**Excerpts from an interface dataset**
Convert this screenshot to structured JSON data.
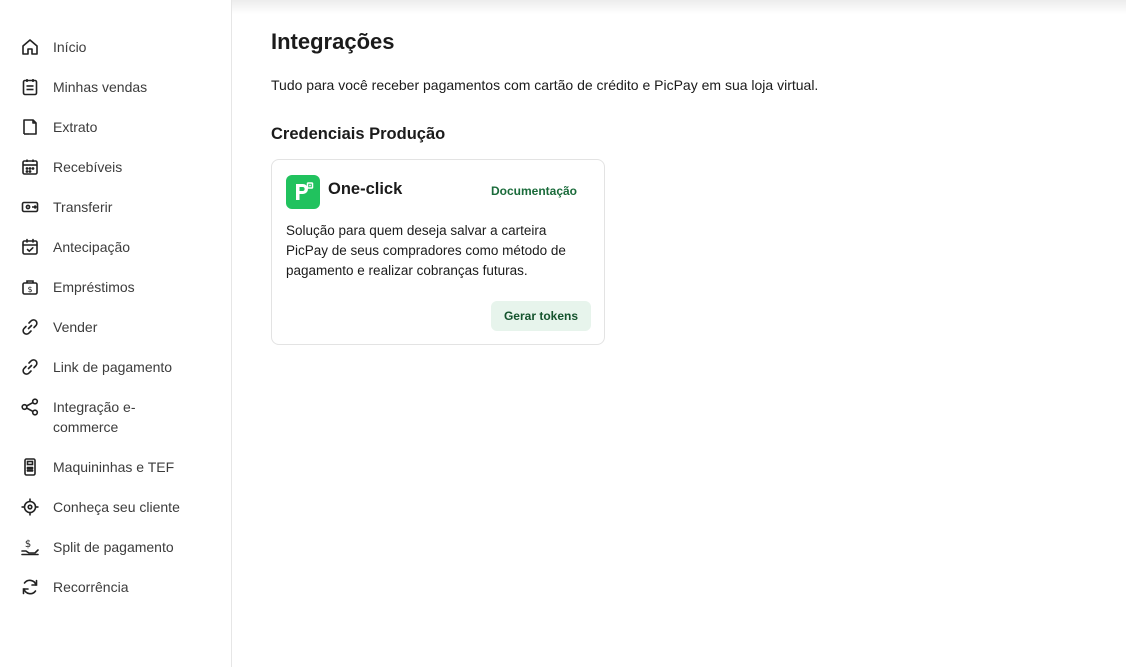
{
  "sidebar": {
    "items": [
      {
        "label": "Início",
        "icon": "home-icon"
      },
      {
        "label": "Minhas vendas",
        "icon": "receipt-icon"
      },
      {
        "label": "Extrato",
        "icon": "statement-icon"
      },
      {
        "label": "Recebíveis",
        "icon": "calendar-icon"
      },
      {
        "label": "Transferir",
        "icon": "transfer-icon"
      },
      {
        "label": "Antecipação",
        "icon": "calendar-check-icon"
      },
      {
        "label": "Empréstimos",
        "icon": "money-bag-icon"
      },
      {
        "label": "Vender",
        "icon": "link-icon"
      },
      {
        "label": "Link de pagamento",
        "icon": "link-icon"
      },
      {
        "label": "Integração e-commerce",
        "icon": "share-icon"
      },
      {
        "label": "Maquininhas e TEF",
        "icon": "card-machine-icon"
      },
      {
        "label": "Conheça seu cliente",
        "icon": "target-icon"
      },
      {
        "label": "Split de pagamento",
        "icon": "hand-money-icon"
      },
      {
        "label": "Recorrência",
        "icon": "refresh-icon"
      }
    ]
  },
  "main": {
    "title": "Integrações",
    "description": "Tudo para você receber pagamentos com cartão de crédito e PicPay em sua loja virtual.",
    "section_title": "Credenciais Produção",
    "card": {
      "logo": "picpay-logo-icon",
      "title": "One-click",
      "doc_link": "Documentação",
      "text": "Solução para quem deseja salvar a carteira PicPay de seus compradores como método de pagamento e realizar cobranças futuras.",
      "button_label": "Gerar tokens"
    }
  },
  "colors": {
    "brand_green": "#21c25e",
    "link_green": "#1a6b3a",
    "button_bg": "#e7f4ec"
  }
}
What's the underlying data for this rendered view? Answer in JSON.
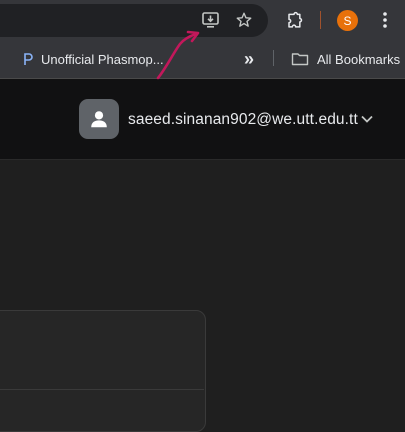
{
  "browser": {
    "profile_initial": "S",
    "icons": {
      "install": "install-app-icon",
      "bookmark": "star-icon",
      "extensions": "puzzle-icon",
      "menu": "kebab-menu-icon"
    }
  },
  "bookmarks_bar": {
    "items": [
      {
        "label": "Unofficial Phasmop...",
        "icon": "phasmophobia-favicon"
      }
    ],
    "overflow_label": "»",
    "all_bookmarks_label": "All Bookmarks"
  },
  "app": {
    "user_email": "saeed.sinanan902@we.utt.edu.tt"
  },
  "colors": {
    "profile_avatar": "#e8710a",
    "annotation_arrow": "#c2185b"
  }
}
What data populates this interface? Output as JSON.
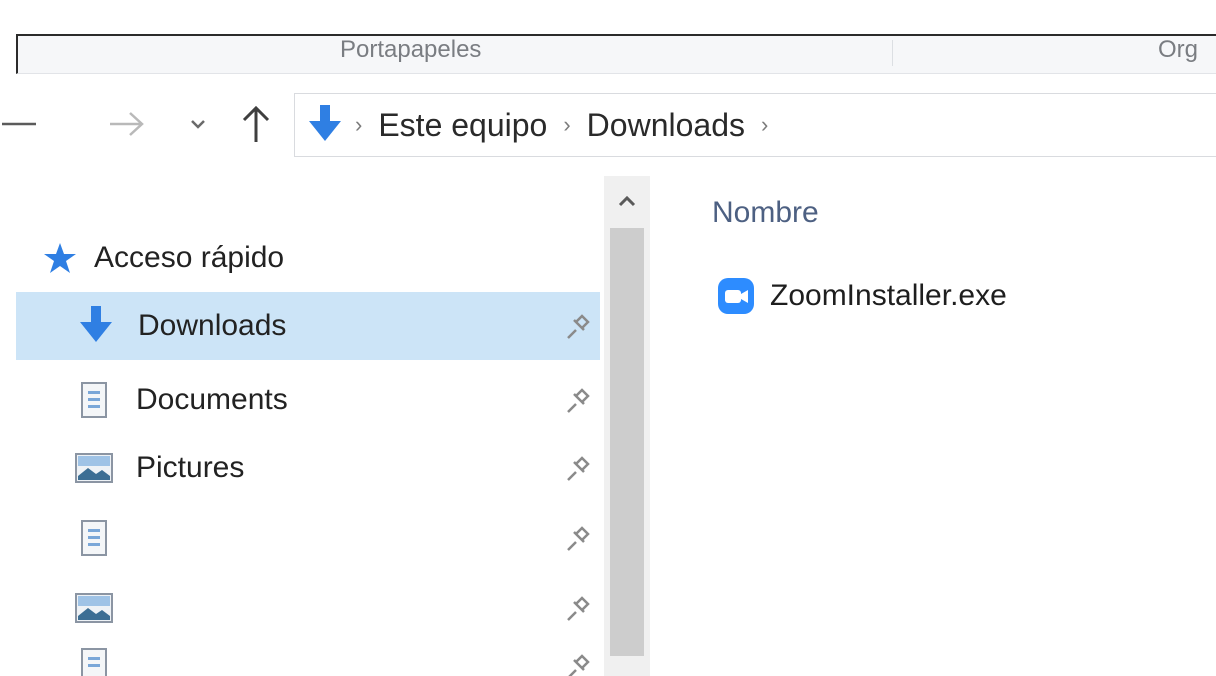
{
  "ribbon": {
    "groups": [
      "Portapapeles",
      "Org"
    ]
  },
  "navigation": {
    "back_icon": "arrow-left-icon",
    "forward_icon": "arrow-right-icon",
    "recent_icon": "chevron-down-icon",
    "up_icon": "arrow-up-icon"
  },
  "address": {
    "location_icon": "downloads-arrow-icon",
    "crumbs": [
      "Este equipo",
      "Downloads"
    ]
  },
  "sidebar": {
    "quick_access": "Acceso rápido",
    "items": [
      {
        "label": "Downloads",
        "icon": "downloads-icon",
        "selected": true
      },
      {
        "label": "Documents",
        "icon": "document-icon",
        "selected": false
      },
      {
        "label": "Pictures",
        "icon": "pictures-icon",
        "selected": false
      },
      {
        "label": "",
        "icon": "document-icon",
        "selected": false
      },
      {
        "label": "",
        "icon": "pictures-icon",
        "selected": false
      },
      {
        "label": "",
        "icon": "document-icon",
        "selected": false
      }
    ]
  },
  "content": {
    "column_name": "Nombre",
    "files": [
      {
        "name": "ZoomInstaller.exe",
        "icon": "zoom-app-icon"
      }
    ]
  },
  "colors": {
    "accent_blue": "#2f7fe3",
    "selection": "#cce4f7",
    "zoom_blue": "#2d8cff"
  }
}
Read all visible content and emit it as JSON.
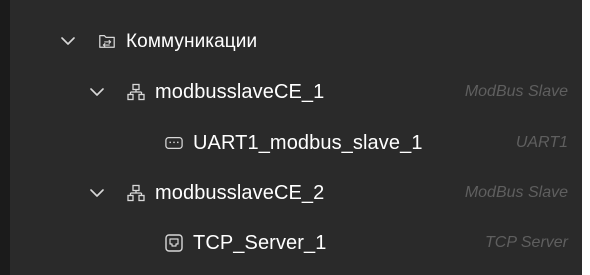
{
  "tree": {
    "root": {
      "label": "Коммуникации",
      "icon": "communications-folder-icon"
    },
    "nodes": [
      {
        "label": "modbusslaveCE_1",
        "meta": "ModBus Slave",
        "icon": "network-tree-icon",
        "children": [
          {
            "label": "UART1_modbus_slave_1",
            "meta": "UART1",
            "icon": "serial-port-icon"
          }
        ]
      },
      {
        "label": "modbusslaveCE_2",
        "meta": "ModBus Slave",
        "icon": "network-tree-icon",
        "children": [
          {
            "label": "TCP_Server_1",
            "meta": "TCP Server",
            "icon": "ethernet-port-icon"
          }
        ]
      }
    ]
  },
  "colors": {
    "background": "#2a2a2a",
    "text": "#ffffff",
    "meta_text": "#5f5f5f",
    "icon": "#d8d8d8"
  }
}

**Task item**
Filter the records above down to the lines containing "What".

**Your solution**
What's the underlying data for this rendered view? Answer in JSON.
What data populates this interface? Output as JSON.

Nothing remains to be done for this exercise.